  • Consolidated Appropriations act ($920 billion)
  • American Rescue Plan ($1.9 trillion)
  • Infrastructure Bill ($1.0 trillion)
  • Inflation Reduction Act ($775 billion)

All told, $7.5 TRILLION was thrown at the problem. Unfortunately, the government didn’t have $7.5 trillion in the bank. So they did it by essentially “printing” it and growing the U.S. money supply by 40% between 2020 and 2022. Understand what that means. Two out of every five dollars ever created in the history of the United States were created between 2020 and 2022. And, as you can see below, while they did try to shrink the money supply during 2023, it is once again growing and is still several trillion dollars above any reasonable trend line you want to apply to the data.

Recently I was reviewing an old text from graduate school – Money and the Economy – written by my professor, Dr. John Klein, who was, if I recall correctly, one of Milton Friedman’s graduate students at the University of Chicago. In talking about government deficits, he writes “If there is a deficit, it should not be financed by selling securities to the central bank. Such a move would be extremely inflationary.” He was absolutely right. But THAT is EXACTLY what the government did. As you can see below, the central bank purchased securities and exploded their balance sheet in 2020 taking it from just over $4 trillion to $9 trillion in the matter of just two years. The consequences should have been obvious to anyone with even a basic understanding of economics. It was right there, even in a simple graduate economics text book written in the 1980s.

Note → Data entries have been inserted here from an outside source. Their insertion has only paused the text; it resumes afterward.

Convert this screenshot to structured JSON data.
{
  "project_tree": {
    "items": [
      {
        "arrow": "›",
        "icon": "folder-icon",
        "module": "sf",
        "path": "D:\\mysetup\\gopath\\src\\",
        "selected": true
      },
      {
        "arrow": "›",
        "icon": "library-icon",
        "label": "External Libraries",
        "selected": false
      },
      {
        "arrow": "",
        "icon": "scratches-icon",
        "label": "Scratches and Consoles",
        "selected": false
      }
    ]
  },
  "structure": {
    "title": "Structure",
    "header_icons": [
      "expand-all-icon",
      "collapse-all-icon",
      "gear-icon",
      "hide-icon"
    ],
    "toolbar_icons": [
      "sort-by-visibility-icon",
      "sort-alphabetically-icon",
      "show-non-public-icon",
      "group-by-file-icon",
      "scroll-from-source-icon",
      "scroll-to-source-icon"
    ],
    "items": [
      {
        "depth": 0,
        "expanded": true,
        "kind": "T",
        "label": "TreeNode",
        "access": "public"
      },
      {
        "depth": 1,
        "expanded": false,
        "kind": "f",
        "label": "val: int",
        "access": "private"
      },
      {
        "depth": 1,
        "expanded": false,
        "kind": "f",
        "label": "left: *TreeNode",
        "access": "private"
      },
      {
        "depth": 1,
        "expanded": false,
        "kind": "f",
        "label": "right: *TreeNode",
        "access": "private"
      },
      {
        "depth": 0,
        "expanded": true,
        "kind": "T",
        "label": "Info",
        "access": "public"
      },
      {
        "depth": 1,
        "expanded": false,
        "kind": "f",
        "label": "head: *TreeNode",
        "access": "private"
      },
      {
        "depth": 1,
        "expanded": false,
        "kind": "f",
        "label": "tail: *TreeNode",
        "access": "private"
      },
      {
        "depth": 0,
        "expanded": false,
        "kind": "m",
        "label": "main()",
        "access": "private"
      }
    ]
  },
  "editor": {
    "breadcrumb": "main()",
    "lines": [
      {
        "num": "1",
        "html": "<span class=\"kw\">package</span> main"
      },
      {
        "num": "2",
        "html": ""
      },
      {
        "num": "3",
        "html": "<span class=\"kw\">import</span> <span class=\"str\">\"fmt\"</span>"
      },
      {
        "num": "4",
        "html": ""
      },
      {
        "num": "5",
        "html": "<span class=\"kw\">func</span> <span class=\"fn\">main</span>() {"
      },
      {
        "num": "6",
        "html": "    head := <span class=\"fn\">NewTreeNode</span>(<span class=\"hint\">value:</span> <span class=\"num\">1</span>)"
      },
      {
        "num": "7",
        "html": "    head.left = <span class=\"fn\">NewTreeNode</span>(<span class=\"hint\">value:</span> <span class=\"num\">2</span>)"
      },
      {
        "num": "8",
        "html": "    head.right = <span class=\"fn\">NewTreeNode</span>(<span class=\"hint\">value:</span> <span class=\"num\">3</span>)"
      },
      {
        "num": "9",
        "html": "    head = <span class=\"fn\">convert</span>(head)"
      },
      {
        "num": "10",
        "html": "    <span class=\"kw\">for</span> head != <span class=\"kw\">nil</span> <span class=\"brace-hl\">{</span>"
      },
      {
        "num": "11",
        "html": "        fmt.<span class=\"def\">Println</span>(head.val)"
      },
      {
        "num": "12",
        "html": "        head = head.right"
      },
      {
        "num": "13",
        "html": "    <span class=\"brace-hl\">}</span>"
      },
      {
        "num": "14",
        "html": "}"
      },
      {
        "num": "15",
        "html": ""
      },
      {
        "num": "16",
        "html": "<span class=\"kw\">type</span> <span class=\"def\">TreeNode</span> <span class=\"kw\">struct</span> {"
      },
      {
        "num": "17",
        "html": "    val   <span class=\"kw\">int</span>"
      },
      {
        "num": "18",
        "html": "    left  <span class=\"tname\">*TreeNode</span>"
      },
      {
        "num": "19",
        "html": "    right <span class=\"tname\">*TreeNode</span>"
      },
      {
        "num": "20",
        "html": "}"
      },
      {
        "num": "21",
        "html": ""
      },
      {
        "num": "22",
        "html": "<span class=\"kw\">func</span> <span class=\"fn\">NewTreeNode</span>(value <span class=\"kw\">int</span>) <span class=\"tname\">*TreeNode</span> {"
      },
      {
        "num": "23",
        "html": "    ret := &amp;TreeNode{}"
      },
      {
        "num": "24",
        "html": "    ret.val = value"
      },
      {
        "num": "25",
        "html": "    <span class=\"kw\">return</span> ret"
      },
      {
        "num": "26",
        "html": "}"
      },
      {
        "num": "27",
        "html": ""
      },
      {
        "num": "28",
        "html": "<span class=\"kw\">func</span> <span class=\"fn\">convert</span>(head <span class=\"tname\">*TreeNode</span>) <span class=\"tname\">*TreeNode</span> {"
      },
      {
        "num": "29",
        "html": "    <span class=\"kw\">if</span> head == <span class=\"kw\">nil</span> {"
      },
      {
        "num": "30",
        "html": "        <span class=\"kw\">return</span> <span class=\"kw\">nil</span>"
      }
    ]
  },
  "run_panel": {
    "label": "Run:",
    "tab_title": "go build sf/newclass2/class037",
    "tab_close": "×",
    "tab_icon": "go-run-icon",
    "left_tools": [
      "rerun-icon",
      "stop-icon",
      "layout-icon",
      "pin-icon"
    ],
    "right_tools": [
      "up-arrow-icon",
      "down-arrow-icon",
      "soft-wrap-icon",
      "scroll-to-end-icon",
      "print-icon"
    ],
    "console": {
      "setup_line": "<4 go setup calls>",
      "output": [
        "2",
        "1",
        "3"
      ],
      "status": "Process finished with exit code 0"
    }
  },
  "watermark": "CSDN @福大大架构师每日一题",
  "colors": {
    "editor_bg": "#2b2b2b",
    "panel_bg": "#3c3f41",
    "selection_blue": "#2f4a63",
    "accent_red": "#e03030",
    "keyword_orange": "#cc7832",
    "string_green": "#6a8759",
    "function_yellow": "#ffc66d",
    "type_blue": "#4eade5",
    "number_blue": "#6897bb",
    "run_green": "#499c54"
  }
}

Slightly more than half of the over spending was done under the Trump Administration, and the rest was done under the Biden Administration. Both administrations (and their respective congresses) are equally guilty.

In fact, the case can be made that since price level changes tend to lag the money printing by 18-24 months, the high inflation rates of 2022 can be tied to the initial COVID spending of the Trump administration. The additional spending of the Biden administration just added fuel to the fire and is one of the reasons, despite this week’s flat inflation number, that I am very concerned about a second wave of inflation on the horizon.

I have only scratched the surface, and I could go on and on, but I hope I have provided enough evidence and explanation for you to understand that the reason we are dealing with high prices is that we printed way too much money over the past four years, and since output hasn’t kept up, there is too much money chasing too few goods. The value of your dollars is going down as it takes more of them to buy the same amount of stuff.

Friedman’s quote about inflation continues….”Inflation is always and everywhere a monetary phenomenon…it is made or stopped by the central bank.” Tuesday we heard from Fed Chair Powell about how the Fed is fighting inflation. You have to laugh at the irony. Central banks don’t fight inflation…they cause it. Chair Powell is like the fire fighter that is also an arsonist…fighting the very problem he created.

If you are interested more information on this subject – as well as other topics like price controls, abolishing “junk” fees, price gouging, CEO pay, etc. – written in a clear, easy-to-understand, non-academic style, I recommend The War on Prices: How Popular Misconceptions About Inflation, Prices, and Value Create Bad Policy. It is written for the lay person and explains all these concepts in a very non-academic, and easy to understand way – far better than I ever could.